Segment Start: RECORDS SHOWN

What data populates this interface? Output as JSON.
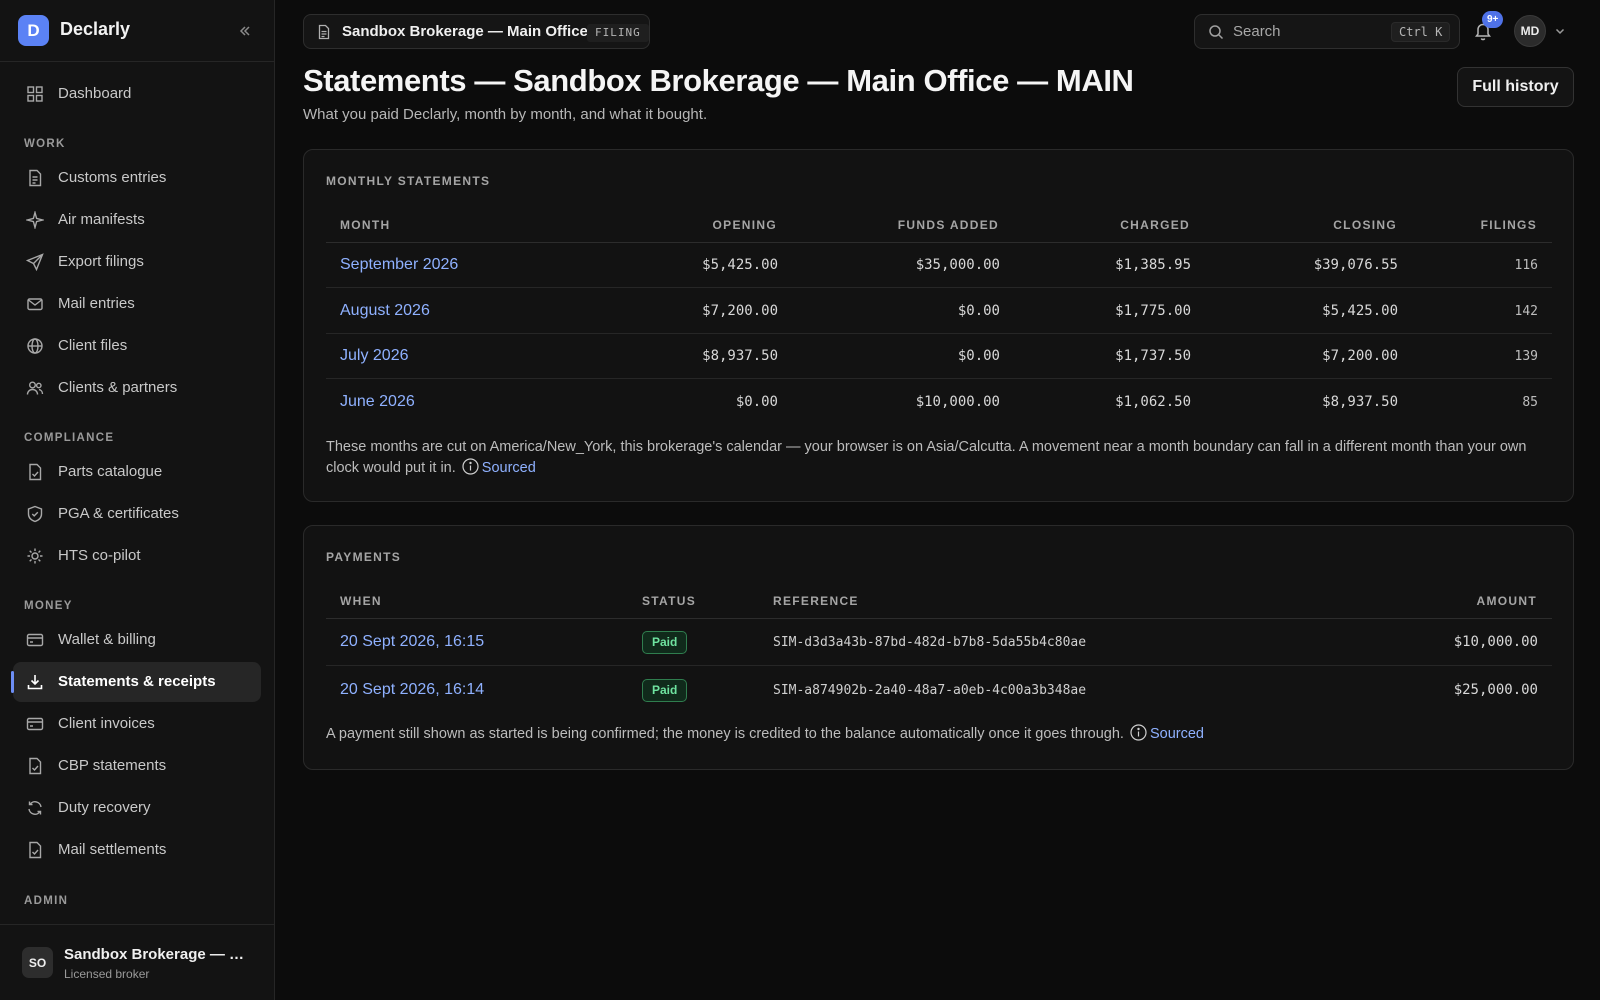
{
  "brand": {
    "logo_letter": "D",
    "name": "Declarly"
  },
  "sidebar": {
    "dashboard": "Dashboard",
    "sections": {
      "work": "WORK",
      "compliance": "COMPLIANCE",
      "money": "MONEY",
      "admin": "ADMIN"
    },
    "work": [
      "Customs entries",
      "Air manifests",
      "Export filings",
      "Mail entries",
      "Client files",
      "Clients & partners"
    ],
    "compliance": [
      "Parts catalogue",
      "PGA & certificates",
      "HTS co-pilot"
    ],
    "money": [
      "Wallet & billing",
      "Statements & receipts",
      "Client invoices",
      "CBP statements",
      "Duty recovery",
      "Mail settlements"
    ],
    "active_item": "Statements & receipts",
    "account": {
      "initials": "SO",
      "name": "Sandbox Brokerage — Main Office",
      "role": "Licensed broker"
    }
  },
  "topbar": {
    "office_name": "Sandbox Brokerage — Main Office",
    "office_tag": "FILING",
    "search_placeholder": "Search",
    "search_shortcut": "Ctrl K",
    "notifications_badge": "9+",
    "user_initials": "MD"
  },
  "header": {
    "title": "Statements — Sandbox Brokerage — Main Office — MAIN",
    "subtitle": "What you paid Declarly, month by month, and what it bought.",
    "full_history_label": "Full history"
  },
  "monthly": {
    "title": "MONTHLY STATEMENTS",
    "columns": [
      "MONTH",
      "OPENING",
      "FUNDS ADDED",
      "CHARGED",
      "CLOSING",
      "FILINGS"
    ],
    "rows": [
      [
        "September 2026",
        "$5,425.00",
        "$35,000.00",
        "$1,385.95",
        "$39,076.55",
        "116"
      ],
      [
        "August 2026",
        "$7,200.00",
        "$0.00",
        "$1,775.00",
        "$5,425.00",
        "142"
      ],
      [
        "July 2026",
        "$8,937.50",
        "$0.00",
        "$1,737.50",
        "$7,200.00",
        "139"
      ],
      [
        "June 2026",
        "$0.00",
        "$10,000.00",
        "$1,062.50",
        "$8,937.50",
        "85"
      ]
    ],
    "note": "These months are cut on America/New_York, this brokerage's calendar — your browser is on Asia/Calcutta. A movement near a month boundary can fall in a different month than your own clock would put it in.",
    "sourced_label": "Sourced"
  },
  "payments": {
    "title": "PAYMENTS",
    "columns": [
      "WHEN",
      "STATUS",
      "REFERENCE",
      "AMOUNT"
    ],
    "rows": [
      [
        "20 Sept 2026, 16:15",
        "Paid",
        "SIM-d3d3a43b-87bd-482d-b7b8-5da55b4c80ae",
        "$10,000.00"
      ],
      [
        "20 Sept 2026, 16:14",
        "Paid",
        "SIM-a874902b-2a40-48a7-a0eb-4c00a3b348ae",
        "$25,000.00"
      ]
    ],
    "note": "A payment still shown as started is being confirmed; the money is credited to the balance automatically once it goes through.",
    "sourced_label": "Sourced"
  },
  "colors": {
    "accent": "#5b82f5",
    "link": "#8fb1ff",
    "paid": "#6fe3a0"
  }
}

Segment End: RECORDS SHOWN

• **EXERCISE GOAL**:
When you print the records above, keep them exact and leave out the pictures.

• **WORKED SOLUTION**:
What data populates this interface? Output as JSON.
{
  "brand": {
    "logo_letter": "D",
    "name": "Declarly"
  },
  "sidebar": {
    "dashboard": "Dashboard",
    "sections": {
      "work": "WORK",
      "compliance": "COMPLIANCE",
      "money": "MONEY",
      "admin": "ADMIN"
    },
    "work": [
      "Customs entries",
      "Air manifests",
      "Export filings",
      "Mail entries",
      "Client files",
      "Clients & partners"
    ],
    "compliance": [
      "Parts catalogue",
      "PGA & certificates",
      "HTS co-pilot"
    ],
    "money": [
      "Wallet & billing",
      "Statements & receipts",
      "Client invoices",
      "CBP statements",
      "Duty recovery",
      "Mail settlements"
    ],
    "active_item": "Statements & receipts",
    "account": {
      "initials": "SO",
      "name": "Sandbox Brokerage — Main Office",
      "role": "Licensed broker"
    }
  },
  "topbar": {
    "office_name": "Sandbox Brokerage — Main Office",
    "office_tag": "FILING",
    "search_placeholder": "Search",
    "search_shortcut": "Ctrl K",
    "notifications_badge": "9+",
    "user_initials": "MD"
  },
  "header": {
    "title": "Statements — Sandbox Brokerage — Main Office — MAIN",
    "subtitle": "What you paid Declarly, month by month, and what it bought.",
    "full_history_label": "Full history"
  },
  "monthly": {
    "title": "MONTHLY STATEMENTS",
    "columns": [
      "MONTH",
      "OPENING",
      "FUNDS ADDED",
      "CHARGED",
      "CLOSING",
      "FILINGS"
    ],
    "rows": [
      [
        "September 2026",
        "$5,425.00",
        "$35,000.00",
        "$1,385.95",
        "$39,076.55",
        "116"
      ],
      [
        "August 2026",
        "$7,200.00",
        "$0.00",
        "$1,775.00",
        "$5,425.00",
        "142"
      ],
      [
        "July 2026",
        "$8,937.50",
        "$0.00",
        "$1,737.50",
        "$7,200.00",
        "139"
      ],
      [
        "June 2026",
        "$0.00",
        "$10,000.00",
        "$1,062.50",
        "$8,937.50",
        "85"
      ]
    ],
    "note": "These months are cut on America/New_York, this brokerage's calendar — your browser is on Asia/Calcutta. A movement near a month boundary can fall in a different month than your own clock would put it in.",
    "sourced_label": "Sourced"
  },
  "payments": {
    "title": "PAYMENTS",
    "columns": [
      "WHEN",
      "STATUS",
      "REFERENCE",
      "AMOUNT"
    ],
    "rows": [
      [
        "20 Sept 2026, 16:15",
        "Paid",
        "SIM-d3d3a43b-87bd-482d-b7b8-5da55b4c80ae",
        "$10,000.00"
      ],
      [
        "20 Sept 2026, 16:14",
        "Paid",
        "SIM-a874902b-2a40-48a7-a0eb-4c00a3b348ae",
        "$25,000.00"
      ]
    ],
    "note": "A payment still shown as started is being confirmed; the money is credited to the balance automatically once it goes through.",
    "sourced_label": "Sourced"
  },
  "colors": {
    "accent": "#5b82f5",
    "link": "#8fb1ff",
    "paid": "#6fe3a0"
  }
}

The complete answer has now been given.